6.10 - complain to husband that I'm starving and beg for my dinner. Attempt to change into jim jams with children attached to limbs.


6.20 - sit kids up at the table, plonk self on sofa, inhale food, talk to hubby about day and wonder how it's getting so late.


6.30 - play on floor with children. Beg them to be more gentle and not elbow Mummy in the face/jump on Mummy's back/headbutt Mummy/steal Mummy's glasses/pull Mummy's hair/bite. Try to encourage colouring in and stories. Give up, play toy cars and bashing things together and shouting a lot.


7.00 - try to calm wailing children enough for a bath after someone bashed someone else and both realised they are actually tired.


7.15 - bathe both children, singing songs and telling jokes to distract from the trauma of washing hair.


7.25 - clean two tiny sets of teeth whilst trying to avoid being bitten.


7.35 - try to wrestle slightly damp and totally furious children into pyjamas without losing temper.


7.45 - feed very grateful baby some bedtime milk whilst husband, who has cleaned entire kitchen and tidied all toys away, tells stories to Jellybean. Feel jealous of those cuddles he's getting. Feel guilt.


8.00 - tuck Midget Gem into bed, pop and give Jellybean sleepy cuddles and kisses, sing the shooting star song and tuck toy dog back into the bed after he's thrown it on the floor specifically for this moment.


8.10 - make cup of tea for husband and self, sit down, try to think in straight lines. 


8.30 - remember cup of tea and train of conversation with husband.


9.00 - try to muster energy for starting ever increasing 'to-do' list of things that must be done. Fail.


9.30 - get into bed with a book/twitter app/laptop planning five minutes of whatever activity is started.


11.00 - wish I'd gone to sleep at 9.30


12.00 - feel very grumpy that I'm still not asleep.


1.30, 3.00, 4.45 - wish baby slept right through without needing me to give him a drink/his dummy/a cuddle. Realise this is entirely my own fault. Get mad. Cry.




The list of things I need to get done is ever increasing and the list of things I used to do that my wonderful husband now manages instead is immense. He is immense. 


I love my life - I love my family and I love my job and now that my husband is doing the housework (ie it's actually getting done) I love my home - but I do miss hobbies, and actual baths instead of showers, and relaxing. Most of all I miss my babies.

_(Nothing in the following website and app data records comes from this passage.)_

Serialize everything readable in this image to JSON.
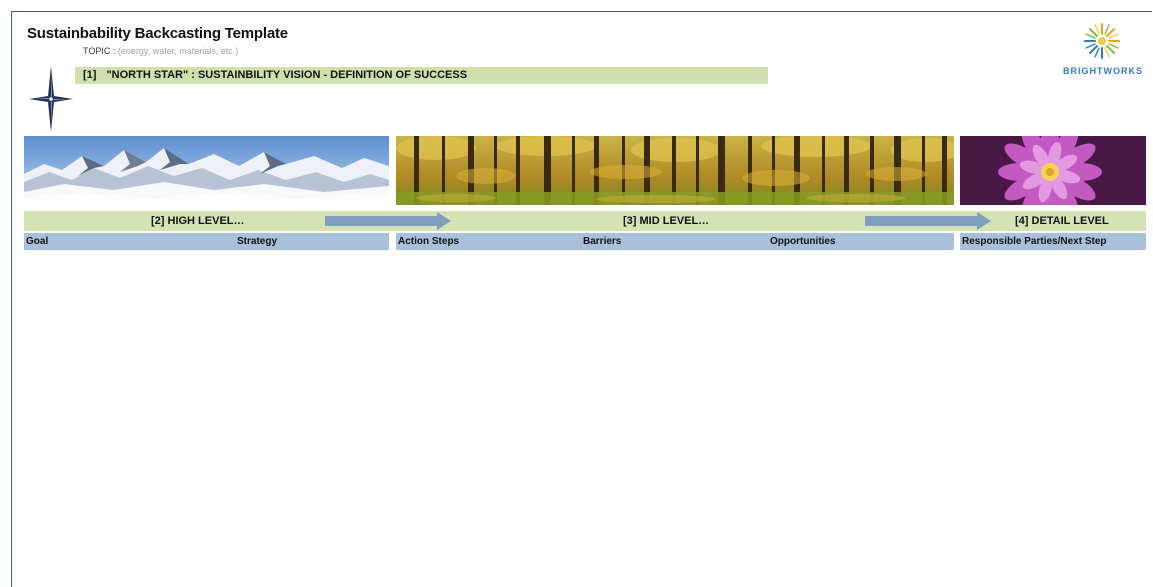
{
  "document": {
    "title": "Sustainbability Backcasting Template",
    "topic_label": "TOPIC :",
    "topic_hint": "(energy, water, materials, etc.)",
    "vision_number": "[1]",
    "vision_text": "\"NORTH STAR\" : SUSTAINBILITY VISION - DEFINITION OF SUCCESS"
  },
  "logo": {
    "text": "BRIGHTWORKS",
    "icon": "sunburst-logo-icon"
  },
  "star_icon": "compass-star-icon",
  "photos": [
    "mountains-photo",
    "forest-photo",
    "flower-photo"
  ],
  "levels": {
    "high": "[2] HIGH LEVEL…",
    "mid": "[3] MID LEVEL…",
    "detail": "[4] DETAIL LEVEL"
  },
  "columns": {
    "goal": "Goal",
    "strategy": "Strategy",
    "action_steps": "Action Steps",
    "barriers": "Barriers",
    "opportunities": "Opportunities",
    "responsible": "Responsible Parties/Next Step"
  },
  "colors": {
    "vision_bar": "#cfe0ad",
    "level_bar": "#d3e3b3",
    "column_header": "#a9c0db",
    "arrow": "#7f9ebf",
    "logo_text": "#2f7dbf"
  }
}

images http://blog.greataupair.com/wp-content/uploads/2011/01/supermom.jpg
http://chautauquafitness.com/wp-content/uploads/2011/08/effects-of-sleep-deprivation.jpg
http://auto-fail.com/wp-content/uploads/2010/11/bad-parking-angle-02.jpg